● **Problem details**
Copy out the line bearing "Decode this image" and all the lines after it, to the very end of the material below, exactly as written.

● **Data shown**
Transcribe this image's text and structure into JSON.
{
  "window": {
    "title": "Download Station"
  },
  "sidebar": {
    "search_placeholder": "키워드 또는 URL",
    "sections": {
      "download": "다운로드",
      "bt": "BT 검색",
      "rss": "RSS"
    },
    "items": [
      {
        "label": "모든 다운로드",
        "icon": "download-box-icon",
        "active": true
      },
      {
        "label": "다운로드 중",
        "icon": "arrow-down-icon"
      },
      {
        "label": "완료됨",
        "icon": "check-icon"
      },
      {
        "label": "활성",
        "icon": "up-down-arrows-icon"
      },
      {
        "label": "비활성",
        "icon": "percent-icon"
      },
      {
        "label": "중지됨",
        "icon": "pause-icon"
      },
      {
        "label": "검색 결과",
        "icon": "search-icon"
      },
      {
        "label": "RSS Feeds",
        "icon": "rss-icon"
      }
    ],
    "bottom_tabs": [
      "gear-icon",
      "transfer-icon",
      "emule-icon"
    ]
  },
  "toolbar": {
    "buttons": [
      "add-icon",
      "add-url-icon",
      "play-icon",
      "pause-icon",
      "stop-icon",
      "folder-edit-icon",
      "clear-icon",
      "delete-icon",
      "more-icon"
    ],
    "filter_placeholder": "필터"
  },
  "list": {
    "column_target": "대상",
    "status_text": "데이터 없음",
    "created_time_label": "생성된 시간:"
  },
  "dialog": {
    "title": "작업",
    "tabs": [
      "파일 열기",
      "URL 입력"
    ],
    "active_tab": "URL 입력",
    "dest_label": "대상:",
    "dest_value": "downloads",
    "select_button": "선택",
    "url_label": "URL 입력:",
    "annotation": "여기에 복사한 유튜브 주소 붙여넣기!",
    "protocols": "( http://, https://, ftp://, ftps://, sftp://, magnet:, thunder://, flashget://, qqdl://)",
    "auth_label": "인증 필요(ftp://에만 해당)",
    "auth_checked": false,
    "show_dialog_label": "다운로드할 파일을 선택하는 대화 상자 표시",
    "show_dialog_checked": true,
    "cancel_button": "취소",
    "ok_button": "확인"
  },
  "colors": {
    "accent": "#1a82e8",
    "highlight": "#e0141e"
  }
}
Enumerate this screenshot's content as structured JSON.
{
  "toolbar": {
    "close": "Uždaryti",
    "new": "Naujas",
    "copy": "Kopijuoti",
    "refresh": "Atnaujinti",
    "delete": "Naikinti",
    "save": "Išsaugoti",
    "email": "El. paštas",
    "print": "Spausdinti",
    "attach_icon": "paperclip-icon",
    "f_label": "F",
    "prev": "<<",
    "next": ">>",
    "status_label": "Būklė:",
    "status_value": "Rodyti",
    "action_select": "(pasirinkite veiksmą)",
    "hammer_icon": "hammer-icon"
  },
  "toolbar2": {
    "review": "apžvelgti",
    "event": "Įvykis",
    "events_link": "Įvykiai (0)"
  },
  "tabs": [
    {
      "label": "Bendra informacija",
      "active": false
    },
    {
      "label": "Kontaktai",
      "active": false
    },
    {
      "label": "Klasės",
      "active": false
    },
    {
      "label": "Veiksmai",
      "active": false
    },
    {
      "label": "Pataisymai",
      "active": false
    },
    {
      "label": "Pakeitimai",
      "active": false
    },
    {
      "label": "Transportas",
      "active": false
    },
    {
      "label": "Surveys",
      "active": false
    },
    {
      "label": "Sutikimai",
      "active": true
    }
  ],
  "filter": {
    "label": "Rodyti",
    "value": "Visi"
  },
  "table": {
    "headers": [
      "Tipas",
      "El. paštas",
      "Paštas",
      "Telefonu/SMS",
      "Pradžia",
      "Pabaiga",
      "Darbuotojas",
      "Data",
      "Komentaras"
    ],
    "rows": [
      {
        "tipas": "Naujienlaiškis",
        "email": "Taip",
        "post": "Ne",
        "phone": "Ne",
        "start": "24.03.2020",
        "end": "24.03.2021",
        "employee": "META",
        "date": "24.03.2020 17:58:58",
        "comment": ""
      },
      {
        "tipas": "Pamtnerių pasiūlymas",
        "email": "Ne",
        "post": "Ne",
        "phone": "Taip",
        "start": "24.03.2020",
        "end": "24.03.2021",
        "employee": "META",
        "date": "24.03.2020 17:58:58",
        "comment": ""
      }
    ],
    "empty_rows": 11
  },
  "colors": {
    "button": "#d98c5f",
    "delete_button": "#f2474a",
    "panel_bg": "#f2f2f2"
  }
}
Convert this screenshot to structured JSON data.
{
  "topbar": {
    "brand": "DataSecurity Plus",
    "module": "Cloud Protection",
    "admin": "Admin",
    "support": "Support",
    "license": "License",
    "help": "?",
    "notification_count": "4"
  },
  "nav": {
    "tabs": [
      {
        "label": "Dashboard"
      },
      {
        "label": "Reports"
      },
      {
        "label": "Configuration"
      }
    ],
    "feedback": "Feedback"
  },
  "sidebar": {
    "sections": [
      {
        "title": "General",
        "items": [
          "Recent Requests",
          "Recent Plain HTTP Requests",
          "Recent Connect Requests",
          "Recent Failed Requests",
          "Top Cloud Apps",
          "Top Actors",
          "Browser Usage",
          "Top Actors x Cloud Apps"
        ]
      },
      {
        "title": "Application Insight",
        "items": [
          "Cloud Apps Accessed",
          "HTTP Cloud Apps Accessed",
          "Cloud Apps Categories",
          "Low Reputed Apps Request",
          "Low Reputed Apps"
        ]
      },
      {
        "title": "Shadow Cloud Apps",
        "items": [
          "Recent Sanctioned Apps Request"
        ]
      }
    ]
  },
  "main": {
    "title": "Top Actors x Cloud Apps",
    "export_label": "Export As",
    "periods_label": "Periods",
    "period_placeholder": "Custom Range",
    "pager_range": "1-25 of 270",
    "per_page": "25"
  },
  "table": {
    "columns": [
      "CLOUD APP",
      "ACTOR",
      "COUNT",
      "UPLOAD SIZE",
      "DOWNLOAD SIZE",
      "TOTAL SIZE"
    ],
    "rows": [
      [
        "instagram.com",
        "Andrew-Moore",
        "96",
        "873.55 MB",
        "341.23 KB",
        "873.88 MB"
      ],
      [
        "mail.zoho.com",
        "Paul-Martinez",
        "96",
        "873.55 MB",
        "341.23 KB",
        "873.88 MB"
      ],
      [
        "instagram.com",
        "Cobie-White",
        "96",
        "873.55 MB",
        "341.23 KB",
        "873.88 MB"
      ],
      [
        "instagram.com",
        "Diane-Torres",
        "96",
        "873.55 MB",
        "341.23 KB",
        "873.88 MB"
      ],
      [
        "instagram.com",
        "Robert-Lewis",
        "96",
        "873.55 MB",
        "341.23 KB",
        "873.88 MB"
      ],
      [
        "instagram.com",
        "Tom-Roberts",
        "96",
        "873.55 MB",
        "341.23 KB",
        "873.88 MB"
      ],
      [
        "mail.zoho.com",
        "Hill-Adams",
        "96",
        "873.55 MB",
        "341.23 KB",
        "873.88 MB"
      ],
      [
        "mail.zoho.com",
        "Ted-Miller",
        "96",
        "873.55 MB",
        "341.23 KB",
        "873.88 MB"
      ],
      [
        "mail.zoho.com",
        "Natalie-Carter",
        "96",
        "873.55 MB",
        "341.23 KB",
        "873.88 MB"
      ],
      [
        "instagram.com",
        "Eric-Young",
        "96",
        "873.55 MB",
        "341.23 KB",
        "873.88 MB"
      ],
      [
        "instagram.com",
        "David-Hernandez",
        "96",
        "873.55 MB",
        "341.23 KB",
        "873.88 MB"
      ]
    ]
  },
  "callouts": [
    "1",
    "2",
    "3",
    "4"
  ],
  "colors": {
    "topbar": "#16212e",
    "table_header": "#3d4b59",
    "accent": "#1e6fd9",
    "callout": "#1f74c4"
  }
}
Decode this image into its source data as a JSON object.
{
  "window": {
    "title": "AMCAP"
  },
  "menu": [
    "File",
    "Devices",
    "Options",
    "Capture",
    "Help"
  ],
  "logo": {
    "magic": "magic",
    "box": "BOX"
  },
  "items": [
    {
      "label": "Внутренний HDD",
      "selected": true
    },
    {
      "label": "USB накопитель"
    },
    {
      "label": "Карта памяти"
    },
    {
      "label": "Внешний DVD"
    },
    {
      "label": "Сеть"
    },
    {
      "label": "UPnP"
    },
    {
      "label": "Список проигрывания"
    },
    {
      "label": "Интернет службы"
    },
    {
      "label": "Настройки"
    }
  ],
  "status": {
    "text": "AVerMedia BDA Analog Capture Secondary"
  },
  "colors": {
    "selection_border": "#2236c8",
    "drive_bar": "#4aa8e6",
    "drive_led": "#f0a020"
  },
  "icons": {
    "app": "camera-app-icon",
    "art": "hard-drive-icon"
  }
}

● **Result for this task**
Decode this image into its source data as a JSON object.
{
  "window": {
    "title": "AMCAP"
  },
  "menu": [
    "File",
    "Devices",
    "Options",
    "Capture",
    "Help"
  ],
  "logo": {
    "magic": "magic",
    "box": "BOX"
  },
  "items": [
    {
      "label": "Внутренний HDD",
      "selected": true
    },
    {
      "label": "USB накопитель"
    },
    {
      "label": "Карта памяти"
    },
    {
      "label": "Внешний DVD"
    },
    {
      "label": "Сеть"
    },
    {
      "label": "UPnP"
    },
    {
      "label": "Список проигрывания"
    },
    {
      "label": "Интернет службы"
    },
    {
      "label": "Настройки"
    }
  ],
  "status": {
    "text": "AVerMedia BDA Analog Capture Secondary"
  },
  "colors": {
    "selection_border": "#2236c8",
    "drive_bar": "#4aa8e6",
    "drive_led": "#f0a020"
  },
  "icons": {
    "app": "camera-app-icon",
    "art": "hard-drive-icon"
  }
}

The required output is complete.